“4 Reasons to Redirect Attention to Formative Assessment”

In the ever-evolving landscape of education, teaching and learning methodologies are subject to shifting trends and fads. While some approaches may wax and wane in popularity, certain fundamental principles remain timeless in their importance for fostering successful learning experiences. Among these enduring principles is the concept of formative assessment, which not only demands our attention but also calls for a renewed focus on its central role in educational practice.

The significance of formative assessment was highlighted prominently just before the turn of the millennium, when educators Paul Black and Dylan Wiliam delved “Inside the Black Box” to elucidate its vital importance. This era saw a surge in the recognition of feedback as a pivotal component of learning, with strategies such as Assessment for Learning (AfL) taking center stage in educational discourse.

Despite the initial enthusiasm and progress made, the essence of formative assessment sometimes became obscured amidst the allure of trendy pedagogical practices. The distinction between assessment “for” learning, aimed at informing instruction, and assessment “of” learning, focused on evaluating student performance, proved to be a nuanced challenge. Additionally, the quest for measurable data often led to an emphasis on assessment “of” learning, sidelining the formative aspect of assessment aimed at driving learning forward.

Between the dawn of the new millennium and the present day, educators have grappled with various challenges, including the arduous task of marking and the prevalence of whole-class feedback approaches. Despite the ebb and flow of educational trends, the foundational principles of formative assessment have remained steadfast. However, a refocused approach is warranted to prevent a mere oscillation back to temporarily popular practices without a deeper understanding of their efficacy and impact.

At its core, formative assessment involves a systematic process of evaluating students’ performance to bridge the gap between their current level of understanding and their learning objectives. Dylan Wiliam succinctly encapsulates this concept by emphasizing the role of assessment in shaping teaching practices based on students’ progress and needs.

Under the broad umbrella of formative assessment lie various strategies, including teacher questioning, oral and written feedback, as well as peer and self-assessment. While each strategy offers its own set of benefits, effective implementation requires careful planning, training, and consideration of potential challenges that may arise.

There are compelling reasons why a renewed emphasis on formative assessment is imperative:

1. Adaptive Teaching: Formative assessment serves as the cornerstone of adaptive teaching, enabling educators to tailor their instructional strategies to meet the diverse needs of students. By continually assessing student understanding and progress, teachers can adjust their approach to provide targeted support and interventions as needed.

2. Developing Self-Assessment Skills: A crucial aspect of formative assessment is empowering students to become active participants in their own learning journey. By engaging in peer and self-assessment activities, students develop the ability to critically evaluate their own work, identify areas for improvement, and set meaningful learning goals. This process helps to reduce overconfidence and fosters a more accurate understanding of one’s own abilities.
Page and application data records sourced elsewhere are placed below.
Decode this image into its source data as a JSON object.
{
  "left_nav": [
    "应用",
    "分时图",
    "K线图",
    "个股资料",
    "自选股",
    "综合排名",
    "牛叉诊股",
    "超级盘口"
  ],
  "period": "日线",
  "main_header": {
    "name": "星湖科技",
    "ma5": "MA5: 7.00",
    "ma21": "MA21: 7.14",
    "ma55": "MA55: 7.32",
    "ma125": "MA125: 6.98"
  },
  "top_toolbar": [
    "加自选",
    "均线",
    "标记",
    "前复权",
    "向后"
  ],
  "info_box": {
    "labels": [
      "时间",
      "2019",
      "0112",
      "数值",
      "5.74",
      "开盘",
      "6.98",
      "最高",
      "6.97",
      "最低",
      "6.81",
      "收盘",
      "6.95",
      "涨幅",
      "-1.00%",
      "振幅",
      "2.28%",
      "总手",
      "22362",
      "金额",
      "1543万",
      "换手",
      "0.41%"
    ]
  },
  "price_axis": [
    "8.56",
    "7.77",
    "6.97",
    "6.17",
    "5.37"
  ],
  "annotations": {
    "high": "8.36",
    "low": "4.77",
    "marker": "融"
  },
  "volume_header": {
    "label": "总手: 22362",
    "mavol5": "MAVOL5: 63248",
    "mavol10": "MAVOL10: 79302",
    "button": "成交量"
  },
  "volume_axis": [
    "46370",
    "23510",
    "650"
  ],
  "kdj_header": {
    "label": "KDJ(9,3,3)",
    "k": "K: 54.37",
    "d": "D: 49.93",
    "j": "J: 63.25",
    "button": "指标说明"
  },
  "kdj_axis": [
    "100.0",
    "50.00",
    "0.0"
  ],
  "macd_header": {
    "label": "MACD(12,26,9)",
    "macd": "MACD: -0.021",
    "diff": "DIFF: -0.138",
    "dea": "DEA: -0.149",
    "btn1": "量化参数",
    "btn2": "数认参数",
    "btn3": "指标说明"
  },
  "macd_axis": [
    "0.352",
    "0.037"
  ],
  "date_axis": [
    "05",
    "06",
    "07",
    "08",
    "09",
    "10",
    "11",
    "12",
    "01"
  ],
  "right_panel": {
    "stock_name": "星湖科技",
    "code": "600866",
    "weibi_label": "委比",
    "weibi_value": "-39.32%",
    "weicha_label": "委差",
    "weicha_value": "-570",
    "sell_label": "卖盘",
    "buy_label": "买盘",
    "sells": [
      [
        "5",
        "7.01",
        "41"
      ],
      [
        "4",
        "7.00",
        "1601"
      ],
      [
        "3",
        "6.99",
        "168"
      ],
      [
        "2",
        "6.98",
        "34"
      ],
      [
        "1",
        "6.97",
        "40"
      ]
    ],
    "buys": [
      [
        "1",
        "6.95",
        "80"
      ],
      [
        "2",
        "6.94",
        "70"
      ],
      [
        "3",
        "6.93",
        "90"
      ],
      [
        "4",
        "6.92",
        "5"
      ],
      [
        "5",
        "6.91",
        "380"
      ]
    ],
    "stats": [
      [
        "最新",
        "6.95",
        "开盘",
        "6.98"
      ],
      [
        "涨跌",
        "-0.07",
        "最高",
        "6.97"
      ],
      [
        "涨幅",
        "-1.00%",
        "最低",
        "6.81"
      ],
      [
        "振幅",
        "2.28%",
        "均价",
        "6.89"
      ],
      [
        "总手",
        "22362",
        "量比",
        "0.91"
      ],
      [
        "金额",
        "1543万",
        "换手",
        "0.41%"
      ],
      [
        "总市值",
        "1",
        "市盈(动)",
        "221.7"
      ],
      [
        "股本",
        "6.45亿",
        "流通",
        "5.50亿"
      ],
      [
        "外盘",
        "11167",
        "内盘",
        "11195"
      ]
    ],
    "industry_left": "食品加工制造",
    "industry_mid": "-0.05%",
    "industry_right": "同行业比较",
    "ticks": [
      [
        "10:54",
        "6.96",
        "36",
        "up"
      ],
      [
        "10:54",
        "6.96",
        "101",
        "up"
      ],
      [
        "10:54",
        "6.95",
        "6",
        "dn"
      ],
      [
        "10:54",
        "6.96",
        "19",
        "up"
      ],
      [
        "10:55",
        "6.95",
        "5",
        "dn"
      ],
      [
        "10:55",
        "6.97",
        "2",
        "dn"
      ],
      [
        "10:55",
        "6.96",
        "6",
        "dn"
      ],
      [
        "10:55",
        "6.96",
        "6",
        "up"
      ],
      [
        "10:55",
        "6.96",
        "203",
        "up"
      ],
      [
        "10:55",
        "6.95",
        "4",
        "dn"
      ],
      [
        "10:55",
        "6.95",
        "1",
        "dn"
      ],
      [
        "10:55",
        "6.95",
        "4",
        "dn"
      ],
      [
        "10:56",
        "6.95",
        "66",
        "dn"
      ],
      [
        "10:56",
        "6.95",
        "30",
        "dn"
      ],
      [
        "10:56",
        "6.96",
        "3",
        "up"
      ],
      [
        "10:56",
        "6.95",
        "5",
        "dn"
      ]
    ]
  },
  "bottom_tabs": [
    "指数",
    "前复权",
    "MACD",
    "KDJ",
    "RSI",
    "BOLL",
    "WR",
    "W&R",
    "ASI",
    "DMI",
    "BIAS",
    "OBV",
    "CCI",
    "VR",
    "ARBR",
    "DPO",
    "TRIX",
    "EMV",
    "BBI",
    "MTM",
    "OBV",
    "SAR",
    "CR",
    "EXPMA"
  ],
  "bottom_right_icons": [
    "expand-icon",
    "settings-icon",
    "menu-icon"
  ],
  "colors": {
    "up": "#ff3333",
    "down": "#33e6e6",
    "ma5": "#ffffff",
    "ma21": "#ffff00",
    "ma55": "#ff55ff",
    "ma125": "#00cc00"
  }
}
3. Driving Learning Forward: Effective formative assessment goes beyond merely providing feedback on past performance; it is forward-facing and action-oriented. By offering constructive feedback that is specific, timely, and actionable, teachers can guide students towards deeper understanding and mastery of key concepts. This approach ensures that feedback serves as a catalyst for growth rather than merely a reflection of past performance.

4. Alleviating Teacher Workload: The demands placed on educators are significant, and formative assessment has the potential to alleviate some of this burden. By involving students in the assessment process and fostering a culture of peer collaboration and self-reflection, teachers can distribute the responsibility for learning more equitably among students. This not only reduces the amount of marking and administrative tasks for teachers but also empowers students to take ownership of their learning journey.

In conclusion, formative assessment remains a cornerstone of effective teaching and learning, offering a pathway towards greater student engagement, deeper understanding, and improved outcomes. By refocusing our efforts on nurturing a culture of formative assessment within educational settings, we can create more dynamic and responsive learning environments that meet the diverse needs of all students.

Leave a Comment